## Task details
Your answer should be every line of the entries that has the string "JSON" in it.

Component data from apps and pages
^^^^

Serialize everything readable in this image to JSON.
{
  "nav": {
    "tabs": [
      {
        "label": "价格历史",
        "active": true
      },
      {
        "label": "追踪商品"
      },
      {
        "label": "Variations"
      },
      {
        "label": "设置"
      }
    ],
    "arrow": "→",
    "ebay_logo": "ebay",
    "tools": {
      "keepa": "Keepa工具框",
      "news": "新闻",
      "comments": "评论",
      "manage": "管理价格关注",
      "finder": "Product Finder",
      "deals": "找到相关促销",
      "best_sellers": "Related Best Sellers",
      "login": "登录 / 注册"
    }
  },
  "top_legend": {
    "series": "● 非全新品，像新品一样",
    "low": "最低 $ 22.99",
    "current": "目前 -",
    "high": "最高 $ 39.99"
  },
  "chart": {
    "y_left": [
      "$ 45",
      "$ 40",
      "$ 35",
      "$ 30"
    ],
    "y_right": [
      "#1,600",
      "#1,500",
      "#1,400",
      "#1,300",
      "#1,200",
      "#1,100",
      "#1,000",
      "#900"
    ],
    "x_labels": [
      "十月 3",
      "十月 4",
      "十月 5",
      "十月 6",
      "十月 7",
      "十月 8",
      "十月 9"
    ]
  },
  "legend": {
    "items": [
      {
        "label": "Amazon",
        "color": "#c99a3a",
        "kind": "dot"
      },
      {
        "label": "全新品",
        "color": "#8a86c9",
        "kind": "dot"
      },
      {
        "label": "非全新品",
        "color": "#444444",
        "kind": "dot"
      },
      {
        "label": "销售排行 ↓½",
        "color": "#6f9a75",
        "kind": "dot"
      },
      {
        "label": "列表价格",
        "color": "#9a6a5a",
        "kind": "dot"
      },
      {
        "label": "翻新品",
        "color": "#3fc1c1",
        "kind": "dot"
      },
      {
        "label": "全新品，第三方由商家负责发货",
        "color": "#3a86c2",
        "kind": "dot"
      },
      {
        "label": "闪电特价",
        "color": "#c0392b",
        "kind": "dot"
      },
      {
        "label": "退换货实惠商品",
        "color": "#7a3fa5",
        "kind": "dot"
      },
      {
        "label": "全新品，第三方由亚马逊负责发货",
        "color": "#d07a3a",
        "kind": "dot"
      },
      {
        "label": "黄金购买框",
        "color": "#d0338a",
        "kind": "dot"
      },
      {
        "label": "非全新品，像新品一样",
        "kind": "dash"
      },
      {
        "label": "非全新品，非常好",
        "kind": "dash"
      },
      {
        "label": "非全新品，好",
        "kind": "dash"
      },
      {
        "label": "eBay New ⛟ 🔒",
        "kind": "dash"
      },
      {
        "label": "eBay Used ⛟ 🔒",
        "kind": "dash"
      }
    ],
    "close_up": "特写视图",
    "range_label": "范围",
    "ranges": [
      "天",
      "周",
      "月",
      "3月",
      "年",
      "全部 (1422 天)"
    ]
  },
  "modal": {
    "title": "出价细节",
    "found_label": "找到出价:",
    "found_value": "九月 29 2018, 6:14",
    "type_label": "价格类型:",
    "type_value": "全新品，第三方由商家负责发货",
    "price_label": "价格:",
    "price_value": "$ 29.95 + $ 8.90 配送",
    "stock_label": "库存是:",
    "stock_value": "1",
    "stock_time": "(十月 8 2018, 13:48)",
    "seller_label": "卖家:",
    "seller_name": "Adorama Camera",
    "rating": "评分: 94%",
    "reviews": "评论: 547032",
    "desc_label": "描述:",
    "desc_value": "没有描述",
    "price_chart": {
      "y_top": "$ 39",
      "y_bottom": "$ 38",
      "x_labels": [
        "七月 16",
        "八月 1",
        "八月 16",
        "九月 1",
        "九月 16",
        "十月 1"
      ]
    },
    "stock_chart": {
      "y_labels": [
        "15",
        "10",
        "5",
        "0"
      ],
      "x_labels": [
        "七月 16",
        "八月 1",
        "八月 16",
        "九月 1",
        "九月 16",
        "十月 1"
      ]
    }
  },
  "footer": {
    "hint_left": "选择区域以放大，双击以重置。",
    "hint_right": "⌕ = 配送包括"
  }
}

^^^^

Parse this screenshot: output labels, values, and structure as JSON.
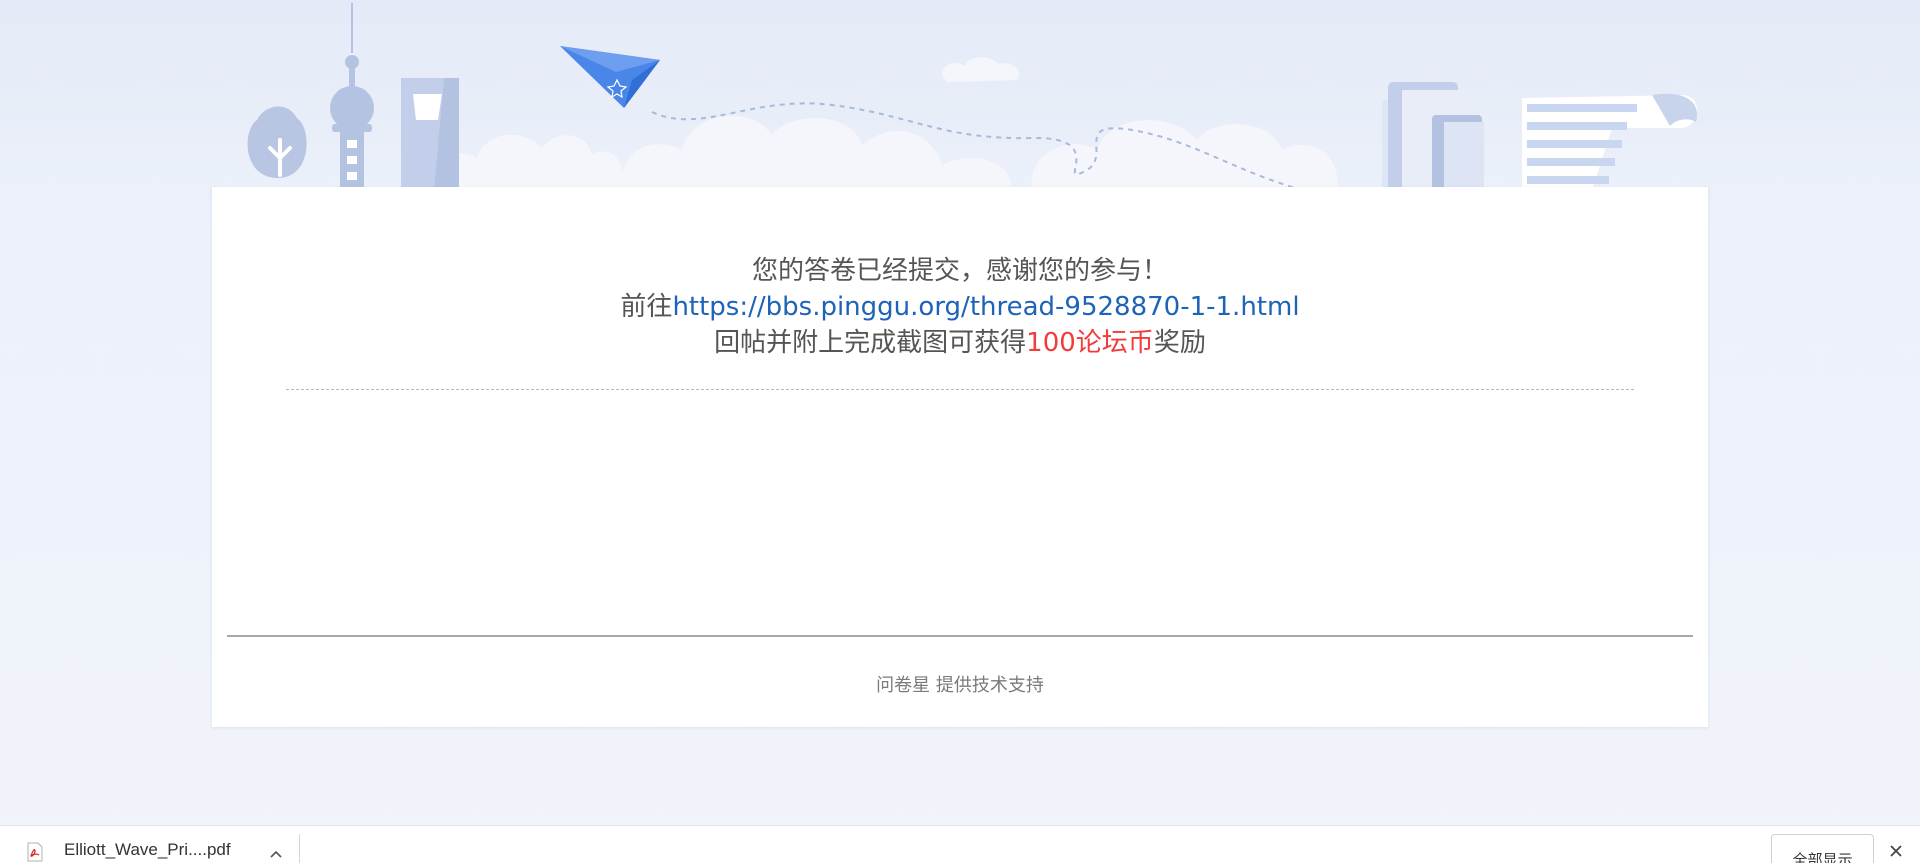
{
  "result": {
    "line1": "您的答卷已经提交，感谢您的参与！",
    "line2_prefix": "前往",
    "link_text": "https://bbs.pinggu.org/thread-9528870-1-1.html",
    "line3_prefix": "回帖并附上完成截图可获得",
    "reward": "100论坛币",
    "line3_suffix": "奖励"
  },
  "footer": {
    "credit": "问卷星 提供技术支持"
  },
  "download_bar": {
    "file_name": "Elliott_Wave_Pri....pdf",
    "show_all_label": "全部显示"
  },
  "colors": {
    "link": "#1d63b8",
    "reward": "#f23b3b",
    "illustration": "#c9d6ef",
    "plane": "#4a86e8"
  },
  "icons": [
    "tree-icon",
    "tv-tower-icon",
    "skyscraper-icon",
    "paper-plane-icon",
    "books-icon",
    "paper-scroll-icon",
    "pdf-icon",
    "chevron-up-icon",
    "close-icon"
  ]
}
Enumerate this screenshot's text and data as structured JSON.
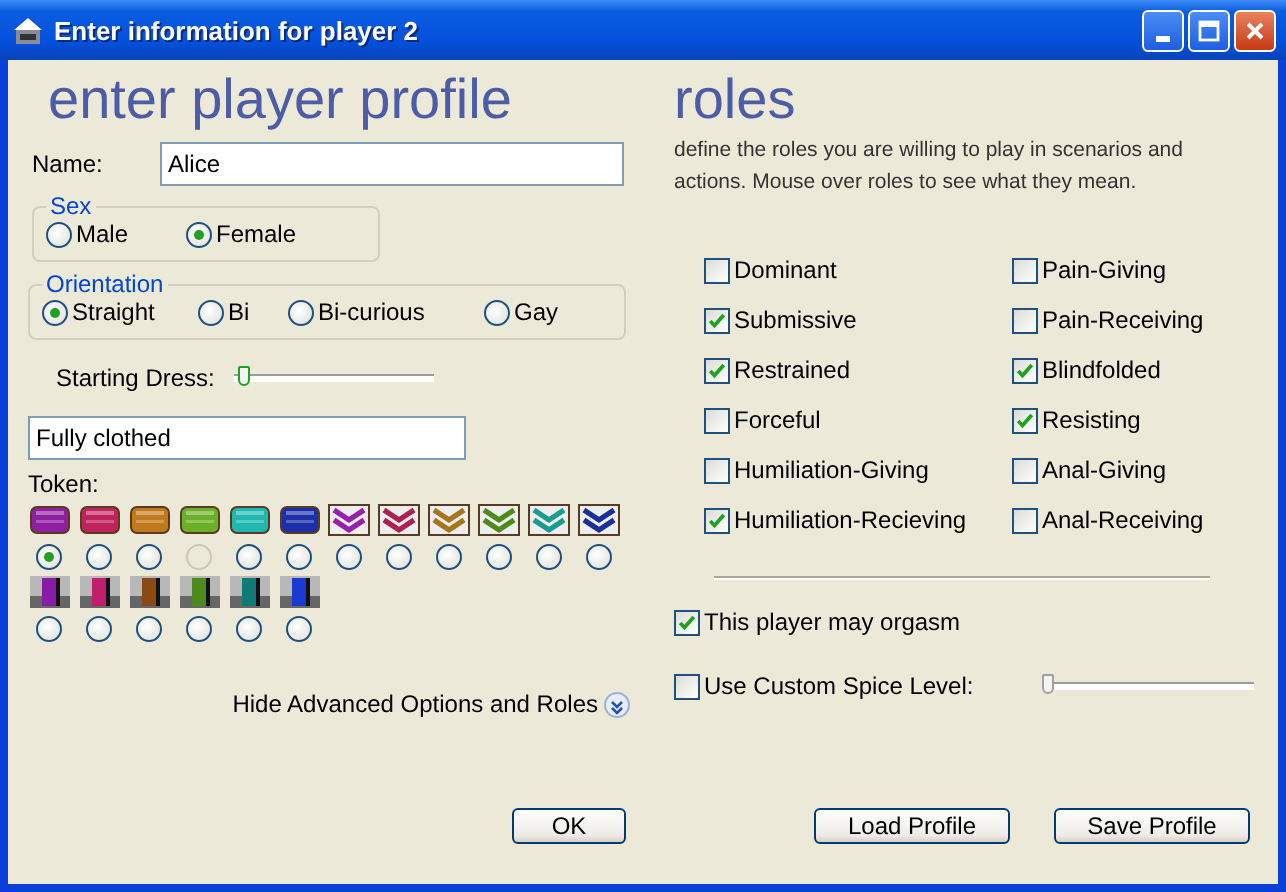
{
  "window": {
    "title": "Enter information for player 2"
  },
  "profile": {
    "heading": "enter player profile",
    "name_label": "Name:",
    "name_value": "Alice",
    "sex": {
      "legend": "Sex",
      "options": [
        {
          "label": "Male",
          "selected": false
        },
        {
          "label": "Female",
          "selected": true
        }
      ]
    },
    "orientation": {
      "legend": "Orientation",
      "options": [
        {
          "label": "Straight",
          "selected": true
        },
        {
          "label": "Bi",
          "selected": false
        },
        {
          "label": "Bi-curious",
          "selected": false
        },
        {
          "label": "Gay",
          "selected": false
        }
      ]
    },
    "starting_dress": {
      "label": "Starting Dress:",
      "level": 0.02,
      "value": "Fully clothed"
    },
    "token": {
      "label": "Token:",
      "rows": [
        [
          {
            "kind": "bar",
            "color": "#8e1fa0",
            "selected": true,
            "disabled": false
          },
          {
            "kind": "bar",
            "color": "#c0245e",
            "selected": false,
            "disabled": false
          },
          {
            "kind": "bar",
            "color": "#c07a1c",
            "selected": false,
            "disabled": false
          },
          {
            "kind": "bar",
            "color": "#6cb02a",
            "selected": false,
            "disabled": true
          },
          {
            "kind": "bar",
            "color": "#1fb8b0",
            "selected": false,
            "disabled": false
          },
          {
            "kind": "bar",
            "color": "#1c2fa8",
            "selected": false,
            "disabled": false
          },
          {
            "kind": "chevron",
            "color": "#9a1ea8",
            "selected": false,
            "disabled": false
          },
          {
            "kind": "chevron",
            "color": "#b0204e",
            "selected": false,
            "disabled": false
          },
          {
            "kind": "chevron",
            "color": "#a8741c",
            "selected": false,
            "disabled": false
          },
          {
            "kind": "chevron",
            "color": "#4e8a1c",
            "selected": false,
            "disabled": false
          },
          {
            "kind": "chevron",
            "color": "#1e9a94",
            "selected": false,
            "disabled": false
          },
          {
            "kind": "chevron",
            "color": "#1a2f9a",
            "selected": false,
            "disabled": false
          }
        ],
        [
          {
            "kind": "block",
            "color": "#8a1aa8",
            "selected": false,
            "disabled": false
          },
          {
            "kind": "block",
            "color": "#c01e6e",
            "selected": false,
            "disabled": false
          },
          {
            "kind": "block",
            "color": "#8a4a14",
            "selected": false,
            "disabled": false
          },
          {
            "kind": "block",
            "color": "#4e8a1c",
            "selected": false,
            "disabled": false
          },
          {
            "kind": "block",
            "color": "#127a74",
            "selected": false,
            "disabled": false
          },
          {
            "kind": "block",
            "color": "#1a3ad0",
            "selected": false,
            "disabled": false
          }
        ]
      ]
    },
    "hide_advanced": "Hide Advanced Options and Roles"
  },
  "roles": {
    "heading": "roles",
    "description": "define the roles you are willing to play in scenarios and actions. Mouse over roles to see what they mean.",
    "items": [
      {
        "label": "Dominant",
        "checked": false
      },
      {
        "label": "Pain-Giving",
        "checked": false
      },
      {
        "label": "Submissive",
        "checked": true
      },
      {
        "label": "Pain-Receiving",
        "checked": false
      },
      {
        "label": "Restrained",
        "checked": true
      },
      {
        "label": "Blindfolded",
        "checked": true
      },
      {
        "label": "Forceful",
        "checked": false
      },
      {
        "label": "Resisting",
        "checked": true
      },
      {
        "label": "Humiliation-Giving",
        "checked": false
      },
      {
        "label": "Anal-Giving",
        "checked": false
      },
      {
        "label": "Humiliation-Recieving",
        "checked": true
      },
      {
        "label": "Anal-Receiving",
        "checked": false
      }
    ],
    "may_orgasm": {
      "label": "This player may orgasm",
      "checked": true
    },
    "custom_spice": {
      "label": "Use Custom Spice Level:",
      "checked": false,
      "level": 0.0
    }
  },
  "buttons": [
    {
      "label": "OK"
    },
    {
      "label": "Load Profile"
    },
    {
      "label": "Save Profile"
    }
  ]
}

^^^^

## Output below
Serialize everything readable in this image to JSON.
Parse this screenshot: output labels, values, and structure as JSON.
Enumerate this screenshot's text and data as structured JSON.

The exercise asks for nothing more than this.